How to Establish Legal Paternity

If you and the child’s mother are in agreement about your involvement in your child’s life, the easiest way to establish paternity is to sign a Voluntary Acknowledgment of Paternity form and file it with the Illinois Department of Healthcare and Family Services. You can do this at the hospital as soon as your child is born and have your name added to the birth certificate, or at any point after the child’s birth. If the mother is contesting your paternity or involvement, you may need to take a DNA test and present your case to the court to obtain an Order of Paternity.

Contact a Rolling Meadows Paternity Lawyer

At the Cosley Law Office, we are committed to helping fathers protect their rights and ensuring that children benefit from the support of both parents. We can guide you through the process of establishing paternity and represent you in court if necessary.
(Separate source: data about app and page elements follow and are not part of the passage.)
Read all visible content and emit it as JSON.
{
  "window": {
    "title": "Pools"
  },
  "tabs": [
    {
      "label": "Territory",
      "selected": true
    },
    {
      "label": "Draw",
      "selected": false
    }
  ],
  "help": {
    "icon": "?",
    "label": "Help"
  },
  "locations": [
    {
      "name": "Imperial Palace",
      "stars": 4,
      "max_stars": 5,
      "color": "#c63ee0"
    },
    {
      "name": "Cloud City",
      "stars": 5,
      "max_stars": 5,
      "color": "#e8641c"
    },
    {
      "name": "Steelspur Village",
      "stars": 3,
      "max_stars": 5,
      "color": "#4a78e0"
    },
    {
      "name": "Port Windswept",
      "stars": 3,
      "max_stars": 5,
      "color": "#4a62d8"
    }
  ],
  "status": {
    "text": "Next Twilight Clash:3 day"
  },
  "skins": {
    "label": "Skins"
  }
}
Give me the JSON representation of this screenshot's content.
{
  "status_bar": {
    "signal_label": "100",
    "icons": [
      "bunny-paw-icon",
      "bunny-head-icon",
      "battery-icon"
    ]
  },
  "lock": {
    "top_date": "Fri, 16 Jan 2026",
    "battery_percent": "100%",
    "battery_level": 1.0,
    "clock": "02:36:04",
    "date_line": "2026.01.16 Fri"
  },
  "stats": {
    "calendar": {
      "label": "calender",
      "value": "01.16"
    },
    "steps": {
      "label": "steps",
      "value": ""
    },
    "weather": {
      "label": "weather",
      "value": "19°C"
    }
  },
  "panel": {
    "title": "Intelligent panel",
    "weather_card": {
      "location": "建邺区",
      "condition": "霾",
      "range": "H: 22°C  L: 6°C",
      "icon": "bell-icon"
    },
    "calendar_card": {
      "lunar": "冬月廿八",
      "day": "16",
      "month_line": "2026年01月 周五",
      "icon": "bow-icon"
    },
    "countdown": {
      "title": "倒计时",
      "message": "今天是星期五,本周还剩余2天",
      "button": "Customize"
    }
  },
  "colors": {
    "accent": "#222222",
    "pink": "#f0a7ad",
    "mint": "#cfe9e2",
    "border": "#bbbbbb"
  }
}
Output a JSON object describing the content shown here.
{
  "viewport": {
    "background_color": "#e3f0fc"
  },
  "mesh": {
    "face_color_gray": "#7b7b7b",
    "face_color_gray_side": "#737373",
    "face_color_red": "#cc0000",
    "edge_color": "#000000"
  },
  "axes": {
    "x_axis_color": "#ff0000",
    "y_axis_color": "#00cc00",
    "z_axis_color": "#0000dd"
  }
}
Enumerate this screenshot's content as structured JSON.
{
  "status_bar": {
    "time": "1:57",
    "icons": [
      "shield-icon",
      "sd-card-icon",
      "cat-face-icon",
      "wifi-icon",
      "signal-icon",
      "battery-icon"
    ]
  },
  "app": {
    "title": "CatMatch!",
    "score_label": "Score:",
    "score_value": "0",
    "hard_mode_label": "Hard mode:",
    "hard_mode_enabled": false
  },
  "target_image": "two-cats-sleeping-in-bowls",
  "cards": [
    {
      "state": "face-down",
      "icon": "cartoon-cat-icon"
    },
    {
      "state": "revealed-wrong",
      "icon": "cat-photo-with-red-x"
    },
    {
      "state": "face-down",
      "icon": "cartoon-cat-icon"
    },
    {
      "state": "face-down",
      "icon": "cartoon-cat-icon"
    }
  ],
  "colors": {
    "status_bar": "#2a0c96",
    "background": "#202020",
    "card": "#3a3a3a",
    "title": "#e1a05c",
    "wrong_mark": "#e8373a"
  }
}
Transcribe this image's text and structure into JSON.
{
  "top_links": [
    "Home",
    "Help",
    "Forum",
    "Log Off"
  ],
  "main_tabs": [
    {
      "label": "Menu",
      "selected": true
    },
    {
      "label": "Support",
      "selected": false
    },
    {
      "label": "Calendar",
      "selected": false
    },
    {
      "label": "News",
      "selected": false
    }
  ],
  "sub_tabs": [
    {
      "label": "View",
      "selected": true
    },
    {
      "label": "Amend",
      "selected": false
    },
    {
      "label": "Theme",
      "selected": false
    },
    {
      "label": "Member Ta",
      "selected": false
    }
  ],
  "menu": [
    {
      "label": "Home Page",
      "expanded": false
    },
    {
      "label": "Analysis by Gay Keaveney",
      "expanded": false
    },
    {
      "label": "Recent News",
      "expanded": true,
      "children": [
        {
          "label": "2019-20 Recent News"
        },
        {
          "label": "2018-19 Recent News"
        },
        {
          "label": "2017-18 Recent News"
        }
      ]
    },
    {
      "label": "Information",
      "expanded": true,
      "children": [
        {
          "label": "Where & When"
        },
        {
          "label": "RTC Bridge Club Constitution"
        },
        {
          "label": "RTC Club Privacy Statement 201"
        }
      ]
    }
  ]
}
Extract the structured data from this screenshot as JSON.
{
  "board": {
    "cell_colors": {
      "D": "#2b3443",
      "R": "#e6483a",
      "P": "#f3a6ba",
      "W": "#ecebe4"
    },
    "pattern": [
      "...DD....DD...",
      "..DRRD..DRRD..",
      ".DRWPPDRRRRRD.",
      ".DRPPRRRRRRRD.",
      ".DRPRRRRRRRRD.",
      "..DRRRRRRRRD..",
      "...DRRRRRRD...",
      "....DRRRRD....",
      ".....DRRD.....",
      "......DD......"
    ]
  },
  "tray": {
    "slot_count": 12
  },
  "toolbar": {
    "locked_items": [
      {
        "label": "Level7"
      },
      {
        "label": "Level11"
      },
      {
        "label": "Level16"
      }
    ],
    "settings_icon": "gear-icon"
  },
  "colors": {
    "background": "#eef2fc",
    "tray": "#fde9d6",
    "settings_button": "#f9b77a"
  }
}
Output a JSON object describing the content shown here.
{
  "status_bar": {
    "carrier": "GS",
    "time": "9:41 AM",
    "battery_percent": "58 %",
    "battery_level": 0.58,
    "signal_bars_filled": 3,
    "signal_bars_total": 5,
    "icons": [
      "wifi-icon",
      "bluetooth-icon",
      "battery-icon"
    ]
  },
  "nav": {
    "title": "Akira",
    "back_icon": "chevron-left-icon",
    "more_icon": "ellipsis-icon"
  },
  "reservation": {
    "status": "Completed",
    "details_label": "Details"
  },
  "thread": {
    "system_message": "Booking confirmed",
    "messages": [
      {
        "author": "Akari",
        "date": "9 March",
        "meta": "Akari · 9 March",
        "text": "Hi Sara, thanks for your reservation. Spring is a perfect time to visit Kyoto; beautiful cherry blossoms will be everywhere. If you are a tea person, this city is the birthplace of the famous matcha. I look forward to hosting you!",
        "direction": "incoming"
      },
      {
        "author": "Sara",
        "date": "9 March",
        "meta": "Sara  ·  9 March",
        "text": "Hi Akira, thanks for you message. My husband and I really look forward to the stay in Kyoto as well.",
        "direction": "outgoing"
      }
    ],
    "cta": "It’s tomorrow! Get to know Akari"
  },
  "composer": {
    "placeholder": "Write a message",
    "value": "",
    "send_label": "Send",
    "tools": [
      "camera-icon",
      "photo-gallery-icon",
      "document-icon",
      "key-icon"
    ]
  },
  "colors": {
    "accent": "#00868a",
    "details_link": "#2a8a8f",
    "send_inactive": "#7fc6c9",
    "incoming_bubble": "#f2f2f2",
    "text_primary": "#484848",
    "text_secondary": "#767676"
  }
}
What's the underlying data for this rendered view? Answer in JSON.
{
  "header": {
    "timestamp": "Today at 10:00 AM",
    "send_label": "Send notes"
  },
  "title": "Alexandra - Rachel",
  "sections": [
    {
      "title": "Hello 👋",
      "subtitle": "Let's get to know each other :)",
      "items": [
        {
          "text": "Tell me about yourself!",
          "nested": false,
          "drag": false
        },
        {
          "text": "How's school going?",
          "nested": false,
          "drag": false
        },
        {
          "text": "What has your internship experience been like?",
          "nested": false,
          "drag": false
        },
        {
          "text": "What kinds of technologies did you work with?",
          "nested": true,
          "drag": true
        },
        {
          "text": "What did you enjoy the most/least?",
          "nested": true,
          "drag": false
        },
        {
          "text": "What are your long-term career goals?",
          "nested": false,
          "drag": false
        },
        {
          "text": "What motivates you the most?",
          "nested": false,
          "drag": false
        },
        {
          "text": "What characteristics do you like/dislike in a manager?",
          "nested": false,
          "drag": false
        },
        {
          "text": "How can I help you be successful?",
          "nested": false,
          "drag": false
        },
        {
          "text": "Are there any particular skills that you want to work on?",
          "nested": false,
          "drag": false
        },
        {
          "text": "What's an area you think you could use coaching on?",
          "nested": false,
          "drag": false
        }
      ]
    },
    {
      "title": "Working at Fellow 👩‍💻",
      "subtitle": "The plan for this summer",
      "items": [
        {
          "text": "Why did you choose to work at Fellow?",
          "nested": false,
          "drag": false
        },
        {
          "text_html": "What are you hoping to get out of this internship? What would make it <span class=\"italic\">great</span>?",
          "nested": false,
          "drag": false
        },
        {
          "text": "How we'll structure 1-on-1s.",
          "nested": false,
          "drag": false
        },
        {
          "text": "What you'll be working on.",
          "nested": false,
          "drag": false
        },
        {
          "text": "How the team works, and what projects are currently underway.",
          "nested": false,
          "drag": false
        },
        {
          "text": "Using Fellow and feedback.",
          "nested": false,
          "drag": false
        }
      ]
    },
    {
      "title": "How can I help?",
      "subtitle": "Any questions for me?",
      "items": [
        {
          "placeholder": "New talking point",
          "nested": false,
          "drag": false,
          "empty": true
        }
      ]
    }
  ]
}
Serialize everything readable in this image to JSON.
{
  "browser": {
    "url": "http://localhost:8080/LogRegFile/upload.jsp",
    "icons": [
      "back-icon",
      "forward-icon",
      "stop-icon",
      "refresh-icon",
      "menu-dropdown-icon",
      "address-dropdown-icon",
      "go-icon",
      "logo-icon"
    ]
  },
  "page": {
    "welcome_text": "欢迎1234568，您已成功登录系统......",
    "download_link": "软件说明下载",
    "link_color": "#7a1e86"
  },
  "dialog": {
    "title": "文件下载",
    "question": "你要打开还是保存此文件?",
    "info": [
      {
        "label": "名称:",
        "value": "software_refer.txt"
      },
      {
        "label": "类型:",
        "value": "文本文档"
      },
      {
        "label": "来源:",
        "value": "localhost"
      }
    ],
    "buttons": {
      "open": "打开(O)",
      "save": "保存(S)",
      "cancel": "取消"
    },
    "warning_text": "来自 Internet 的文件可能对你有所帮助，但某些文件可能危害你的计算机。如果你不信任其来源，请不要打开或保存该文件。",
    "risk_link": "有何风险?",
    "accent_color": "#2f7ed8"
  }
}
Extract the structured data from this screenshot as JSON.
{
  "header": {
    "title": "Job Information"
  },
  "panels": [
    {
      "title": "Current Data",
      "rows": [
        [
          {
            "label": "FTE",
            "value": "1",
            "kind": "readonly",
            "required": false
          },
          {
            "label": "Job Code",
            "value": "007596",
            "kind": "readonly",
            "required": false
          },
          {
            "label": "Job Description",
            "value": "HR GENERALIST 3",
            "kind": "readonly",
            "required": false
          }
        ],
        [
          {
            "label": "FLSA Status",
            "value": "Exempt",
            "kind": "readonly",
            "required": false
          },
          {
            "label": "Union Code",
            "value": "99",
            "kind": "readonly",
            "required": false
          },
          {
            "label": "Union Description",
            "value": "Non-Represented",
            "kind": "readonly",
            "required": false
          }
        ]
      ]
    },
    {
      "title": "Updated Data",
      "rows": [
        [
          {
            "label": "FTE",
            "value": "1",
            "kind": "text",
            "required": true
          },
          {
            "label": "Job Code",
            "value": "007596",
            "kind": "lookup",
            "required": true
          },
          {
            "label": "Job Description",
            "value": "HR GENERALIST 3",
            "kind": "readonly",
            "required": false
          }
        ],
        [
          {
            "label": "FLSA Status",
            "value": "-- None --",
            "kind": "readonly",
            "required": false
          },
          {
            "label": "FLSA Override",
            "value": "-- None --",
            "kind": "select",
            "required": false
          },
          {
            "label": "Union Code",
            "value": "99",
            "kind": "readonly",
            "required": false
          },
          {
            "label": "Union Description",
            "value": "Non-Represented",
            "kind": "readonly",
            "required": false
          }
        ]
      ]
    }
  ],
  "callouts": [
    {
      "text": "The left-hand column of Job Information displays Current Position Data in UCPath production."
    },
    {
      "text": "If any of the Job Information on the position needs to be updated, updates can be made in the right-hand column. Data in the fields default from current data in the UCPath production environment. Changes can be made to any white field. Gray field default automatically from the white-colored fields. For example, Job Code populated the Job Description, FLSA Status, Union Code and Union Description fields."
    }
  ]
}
Contact an Arlington Heights family law attorney today for a free consultation at 847-253-3100.

 

Source:

https://www.illinois.gov/hfs/ChildSupport/FormsBrochures/Pages/hfs3282.aspx

Posted in Illinois Family Law Attorney, Paternity | Tagged , , , , , ,

retirement, Arlington Heights divorce attorneyAmong the challenges of getting a divorce, the division of assets may be one of the most difficult, especially for a long marriage in which you and your spouse have accumulated a significant amount of marital assets. Along with physical properties such as homes, vehicles, and furniture, you will likely also need to plan for a division of financial accounts, including your retirement savings. It is important to understand how retirement accounts may be divided in a divorce so that you can make sure your goals stay within reach.

Are Retirement Accounts Considered Marital Property in Illinois?

Contributions to a retirement account made before your marriage are typically considered non-marital assets in Illinois, so you can usually be confident that those funds will remain in your name after your divorce. However, even when a retirement account is in your name alone, contributions made to the account during your marriage will likely be considered marital property. Along with your other marital assets and debts, these retirement savings will be included in the equitable distribution of property between you and your spouse.

What If I Relied On My Spouse For Retirement?

If you were a homemaker or otherwise unemployed for a significant time during your marriage, you may have relied on your spouse’s income and employment to fund your shared retirement savings. Because these retirement accounts are typically considered marital assets, you have a right to pursue your fair share of them in a divorce. Whether the funds are in a 401(k), an IRA, or a pension, you can negotiate with your spouse or pursue a court order requiring that a portion of the funds are either transferred to an account in your name or disbursed to you at the appropriate time..

What If I Was the Primary Provider in My Marriage?

If most or all of the retirement accounts are in your name, you should be prepared for the likelihood that an equitable portion will be awarded to your spouse in the divorce. However, it is important to take action to ensure that funds are not lost unnecessarily during the transfer process. Assets in an IRA can often be transferred to your spouse’s IRA without penalty, but for assets in a 401(k) or pension, you will need to obtain a qualified domestic relations order (QDRO) in order to legally transfer the funds to your spouse without incurring income taxes or early withdrawal penalties.

Contact an Arlington Heights Divorce Lawyer

At the Cosley Law Office, we have more than 20 years of experience representing clients in divorce proceedings, and we understand the intricacies of the division of retirement accounts and other assets. We will help you work toward a stable financial future after your divorce. Contact a knowledgeable Rolling Meadows divorce attorney today to schedule a free consultation at 847-253-3100.

 

Source:

https://www.ilga.gov/legislation/ilcs/documents/075000050k503.htm

Posted in Division of Property, Divorce, Rolling Meadows Family Lawyer | Tagged , , , , , ,